Lesson Plan: The Forbidden Word: Dyslexia

  1. required |rəˈkwī(ə)rd| adjective-officially compulsory, or otherwise considered essential; indispensable: eight editions were published, each required reading for trainees.
  2. advocate |ˈadvəkət| nouna person who publicly supports or recommends a particular cause or policy: he was an untiring advocate of economic reform.
  3. obligated verb |ˈäbləɡāt|-bind or compel (someone), especially legally or morally: the medical establishment is obligated to take action in the best interest of the public.
  4. orthographic |ˌôrTHəˈɡrafik| adjective. the conventional spelling system of a language.
  5. dyslexia |dəsˈleksēə| noun-a general term for disorders that involve difficulty in learning to read or interpret words, letters, and other symbols, but that do not affect general intelligence.
  6. resources |ˈrēˌsôrsrəˈsôrs| noun-(usu. resources) a stock or supply of money, materials, staff, and other assets that can be drawn on by a person or organization in order to function effectively: local authorities complained that they lacked resources.
  7. apologized |əˈpäləˌjīz| verbexpress regret for something that one has done wrong: I must apologize for disturbing you like this | we apologize to him for our error.
  8. literacy |ˈlidərəsēˈlitrəsē|noun-the ability to read and write.
  9. disability |ˌdisəˈbilədē|-noun (pl. disabilities) a physical or mental condition that limits a person’s movements, senses, or activities.
  10. linger |ˈliNGɡər| verb spend a long time over (something): he lingered over his meal.

Source: New Oxford American Dictionary

Reading Comprehension: Fill-ins

Hal Malchow, of the International Dyslexia Association, says there’s another factor at play: money.
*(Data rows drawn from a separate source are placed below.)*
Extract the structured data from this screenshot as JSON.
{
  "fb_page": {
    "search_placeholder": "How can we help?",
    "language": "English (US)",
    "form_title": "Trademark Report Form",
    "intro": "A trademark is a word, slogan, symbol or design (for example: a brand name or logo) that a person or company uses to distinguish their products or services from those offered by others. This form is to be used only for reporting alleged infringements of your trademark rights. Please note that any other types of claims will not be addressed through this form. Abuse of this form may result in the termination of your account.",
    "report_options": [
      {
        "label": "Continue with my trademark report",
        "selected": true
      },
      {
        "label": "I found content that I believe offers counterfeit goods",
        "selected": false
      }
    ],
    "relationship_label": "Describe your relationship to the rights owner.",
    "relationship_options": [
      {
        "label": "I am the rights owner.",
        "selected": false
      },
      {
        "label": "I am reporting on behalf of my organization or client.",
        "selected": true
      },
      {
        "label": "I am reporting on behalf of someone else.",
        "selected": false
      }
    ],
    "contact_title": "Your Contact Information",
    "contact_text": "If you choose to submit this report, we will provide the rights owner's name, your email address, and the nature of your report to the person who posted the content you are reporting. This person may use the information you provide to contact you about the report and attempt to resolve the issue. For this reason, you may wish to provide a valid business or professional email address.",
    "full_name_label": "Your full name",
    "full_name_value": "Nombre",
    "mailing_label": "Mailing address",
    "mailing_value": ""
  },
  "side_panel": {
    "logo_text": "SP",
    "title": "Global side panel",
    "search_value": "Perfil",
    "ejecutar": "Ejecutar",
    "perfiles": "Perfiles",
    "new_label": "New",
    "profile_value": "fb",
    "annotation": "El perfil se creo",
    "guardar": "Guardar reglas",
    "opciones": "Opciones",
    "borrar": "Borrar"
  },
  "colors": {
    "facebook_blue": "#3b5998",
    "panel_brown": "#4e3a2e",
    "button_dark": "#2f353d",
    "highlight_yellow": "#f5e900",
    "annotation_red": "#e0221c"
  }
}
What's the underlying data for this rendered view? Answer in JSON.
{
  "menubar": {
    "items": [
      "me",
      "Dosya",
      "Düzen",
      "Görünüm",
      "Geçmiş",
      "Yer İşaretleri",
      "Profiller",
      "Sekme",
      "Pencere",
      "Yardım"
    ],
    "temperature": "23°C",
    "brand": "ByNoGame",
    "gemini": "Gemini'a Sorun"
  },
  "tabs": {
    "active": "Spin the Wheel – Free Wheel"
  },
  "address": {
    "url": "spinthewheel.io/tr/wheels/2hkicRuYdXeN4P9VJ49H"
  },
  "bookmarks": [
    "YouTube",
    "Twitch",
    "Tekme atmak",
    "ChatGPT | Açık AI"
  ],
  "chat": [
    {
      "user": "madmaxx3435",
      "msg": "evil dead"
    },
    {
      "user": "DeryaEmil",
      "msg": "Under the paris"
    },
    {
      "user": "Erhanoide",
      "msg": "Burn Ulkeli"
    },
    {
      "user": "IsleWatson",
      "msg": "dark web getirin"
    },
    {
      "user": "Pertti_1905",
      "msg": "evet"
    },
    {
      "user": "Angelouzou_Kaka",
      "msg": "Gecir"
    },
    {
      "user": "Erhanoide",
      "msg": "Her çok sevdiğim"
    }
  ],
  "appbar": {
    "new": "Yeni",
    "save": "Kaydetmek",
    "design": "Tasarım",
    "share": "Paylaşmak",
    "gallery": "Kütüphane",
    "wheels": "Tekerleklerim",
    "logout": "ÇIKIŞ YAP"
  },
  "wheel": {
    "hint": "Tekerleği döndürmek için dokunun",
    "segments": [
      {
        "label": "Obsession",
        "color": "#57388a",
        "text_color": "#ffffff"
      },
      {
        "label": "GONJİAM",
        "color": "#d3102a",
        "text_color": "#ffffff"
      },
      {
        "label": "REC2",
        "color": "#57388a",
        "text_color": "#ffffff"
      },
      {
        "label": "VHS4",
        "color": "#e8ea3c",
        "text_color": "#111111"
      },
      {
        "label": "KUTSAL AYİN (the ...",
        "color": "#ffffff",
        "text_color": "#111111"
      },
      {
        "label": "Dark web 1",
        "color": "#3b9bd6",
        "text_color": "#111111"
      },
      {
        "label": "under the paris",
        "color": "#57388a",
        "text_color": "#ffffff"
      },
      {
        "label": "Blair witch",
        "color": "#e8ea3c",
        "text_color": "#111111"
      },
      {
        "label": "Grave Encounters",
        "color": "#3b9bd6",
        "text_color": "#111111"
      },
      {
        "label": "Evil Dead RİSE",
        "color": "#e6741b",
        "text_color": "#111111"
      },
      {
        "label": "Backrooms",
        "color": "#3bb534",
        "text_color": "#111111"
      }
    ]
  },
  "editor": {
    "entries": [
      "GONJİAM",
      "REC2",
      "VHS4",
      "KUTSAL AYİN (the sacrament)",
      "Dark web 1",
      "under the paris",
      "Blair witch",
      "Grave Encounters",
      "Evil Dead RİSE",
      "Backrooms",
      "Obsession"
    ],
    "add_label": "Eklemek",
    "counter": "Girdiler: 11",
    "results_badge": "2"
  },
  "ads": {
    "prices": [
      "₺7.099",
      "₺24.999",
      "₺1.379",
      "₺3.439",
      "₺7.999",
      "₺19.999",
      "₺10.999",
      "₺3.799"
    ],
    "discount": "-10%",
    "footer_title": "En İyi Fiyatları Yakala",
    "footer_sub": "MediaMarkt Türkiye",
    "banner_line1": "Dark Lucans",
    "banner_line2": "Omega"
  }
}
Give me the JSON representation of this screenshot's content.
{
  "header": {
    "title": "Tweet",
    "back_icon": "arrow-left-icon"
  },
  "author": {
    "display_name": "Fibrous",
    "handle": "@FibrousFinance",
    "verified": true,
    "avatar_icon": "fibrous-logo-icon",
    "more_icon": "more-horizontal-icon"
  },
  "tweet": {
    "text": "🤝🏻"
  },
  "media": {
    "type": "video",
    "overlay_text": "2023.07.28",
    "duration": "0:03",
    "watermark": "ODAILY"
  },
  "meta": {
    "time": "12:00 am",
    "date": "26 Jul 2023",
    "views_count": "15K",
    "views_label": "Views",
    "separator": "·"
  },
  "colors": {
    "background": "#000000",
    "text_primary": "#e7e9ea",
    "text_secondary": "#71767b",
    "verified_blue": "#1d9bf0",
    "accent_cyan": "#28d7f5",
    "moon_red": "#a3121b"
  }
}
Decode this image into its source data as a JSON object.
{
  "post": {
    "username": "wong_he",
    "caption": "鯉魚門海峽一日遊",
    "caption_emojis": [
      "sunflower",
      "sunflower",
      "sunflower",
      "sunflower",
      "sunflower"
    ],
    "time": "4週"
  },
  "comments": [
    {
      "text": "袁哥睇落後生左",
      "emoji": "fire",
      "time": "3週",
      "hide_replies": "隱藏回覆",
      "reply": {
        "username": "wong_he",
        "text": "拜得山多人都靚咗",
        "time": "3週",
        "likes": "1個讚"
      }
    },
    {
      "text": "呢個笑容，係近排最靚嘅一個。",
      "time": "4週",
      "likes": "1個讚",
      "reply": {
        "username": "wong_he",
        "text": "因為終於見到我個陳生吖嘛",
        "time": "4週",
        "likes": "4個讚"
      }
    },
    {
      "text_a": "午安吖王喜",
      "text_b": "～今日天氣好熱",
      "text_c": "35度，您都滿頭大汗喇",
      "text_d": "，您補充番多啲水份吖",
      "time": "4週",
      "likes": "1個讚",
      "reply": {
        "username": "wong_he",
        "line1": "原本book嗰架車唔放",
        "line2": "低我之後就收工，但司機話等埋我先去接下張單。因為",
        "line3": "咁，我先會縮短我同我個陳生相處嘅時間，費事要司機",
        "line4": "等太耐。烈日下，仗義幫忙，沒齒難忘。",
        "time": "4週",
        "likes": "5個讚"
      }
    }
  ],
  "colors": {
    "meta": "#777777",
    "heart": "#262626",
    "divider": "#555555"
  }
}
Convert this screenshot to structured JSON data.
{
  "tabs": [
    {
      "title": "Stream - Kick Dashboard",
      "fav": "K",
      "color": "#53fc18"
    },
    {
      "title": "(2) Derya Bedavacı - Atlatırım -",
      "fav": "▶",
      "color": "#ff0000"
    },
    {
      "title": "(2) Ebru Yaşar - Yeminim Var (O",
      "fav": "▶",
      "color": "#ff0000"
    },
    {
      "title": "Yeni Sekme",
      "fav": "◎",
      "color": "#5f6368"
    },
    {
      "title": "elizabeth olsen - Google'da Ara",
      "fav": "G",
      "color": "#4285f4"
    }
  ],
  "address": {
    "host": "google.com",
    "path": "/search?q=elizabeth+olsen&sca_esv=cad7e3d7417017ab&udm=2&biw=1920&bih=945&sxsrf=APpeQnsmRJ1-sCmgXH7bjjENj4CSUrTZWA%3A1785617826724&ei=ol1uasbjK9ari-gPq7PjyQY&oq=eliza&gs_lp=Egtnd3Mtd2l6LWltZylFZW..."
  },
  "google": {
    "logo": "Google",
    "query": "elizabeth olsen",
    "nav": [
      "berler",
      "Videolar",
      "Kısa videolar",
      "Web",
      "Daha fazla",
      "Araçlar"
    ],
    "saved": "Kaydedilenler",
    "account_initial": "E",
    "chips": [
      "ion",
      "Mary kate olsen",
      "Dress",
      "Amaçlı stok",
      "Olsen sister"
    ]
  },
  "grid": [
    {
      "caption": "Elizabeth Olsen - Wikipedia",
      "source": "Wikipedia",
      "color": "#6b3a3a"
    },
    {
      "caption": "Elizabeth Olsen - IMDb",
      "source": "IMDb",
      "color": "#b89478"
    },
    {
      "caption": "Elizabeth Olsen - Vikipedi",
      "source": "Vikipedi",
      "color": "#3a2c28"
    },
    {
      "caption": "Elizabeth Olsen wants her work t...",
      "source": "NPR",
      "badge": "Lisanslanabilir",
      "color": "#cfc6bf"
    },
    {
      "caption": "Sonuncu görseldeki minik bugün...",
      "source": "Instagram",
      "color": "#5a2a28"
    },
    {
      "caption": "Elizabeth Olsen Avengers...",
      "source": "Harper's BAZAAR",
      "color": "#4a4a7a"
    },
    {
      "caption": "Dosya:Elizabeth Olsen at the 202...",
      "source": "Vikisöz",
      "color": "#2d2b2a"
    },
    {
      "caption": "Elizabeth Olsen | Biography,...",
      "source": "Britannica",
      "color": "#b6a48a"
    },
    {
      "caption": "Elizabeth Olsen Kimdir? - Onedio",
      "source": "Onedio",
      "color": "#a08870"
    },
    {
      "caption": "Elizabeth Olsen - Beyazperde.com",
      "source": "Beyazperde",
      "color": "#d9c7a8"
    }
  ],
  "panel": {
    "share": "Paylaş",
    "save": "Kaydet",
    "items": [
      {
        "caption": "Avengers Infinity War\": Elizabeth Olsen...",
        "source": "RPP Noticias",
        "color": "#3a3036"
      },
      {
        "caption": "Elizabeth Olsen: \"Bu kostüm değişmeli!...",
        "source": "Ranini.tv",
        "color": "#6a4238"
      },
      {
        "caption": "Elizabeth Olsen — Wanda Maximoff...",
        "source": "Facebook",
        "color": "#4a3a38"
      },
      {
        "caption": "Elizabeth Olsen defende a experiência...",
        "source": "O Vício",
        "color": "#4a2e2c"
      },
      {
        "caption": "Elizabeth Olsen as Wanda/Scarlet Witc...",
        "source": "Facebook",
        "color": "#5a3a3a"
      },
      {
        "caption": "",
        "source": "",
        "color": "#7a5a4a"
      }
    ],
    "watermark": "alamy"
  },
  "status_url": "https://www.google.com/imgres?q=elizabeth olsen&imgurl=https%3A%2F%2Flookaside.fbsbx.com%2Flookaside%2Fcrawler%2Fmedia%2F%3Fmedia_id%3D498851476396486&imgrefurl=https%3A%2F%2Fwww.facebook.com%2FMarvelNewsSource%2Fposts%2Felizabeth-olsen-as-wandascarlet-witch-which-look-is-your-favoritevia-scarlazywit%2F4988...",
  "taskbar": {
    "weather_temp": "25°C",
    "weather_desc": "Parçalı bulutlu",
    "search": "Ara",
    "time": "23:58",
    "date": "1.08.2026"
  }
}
He says those special services are all things the school district could have to fund. And since there are so many American school children who have dyslexia, that price tag adds up – and school budgets are tight.

Grammar Focus: Structure and Usage


Two parents had come in to talk with teachers about their children.


An eighth-grader was struggling to read.


Many years ago it wasn’t a word that was widely used.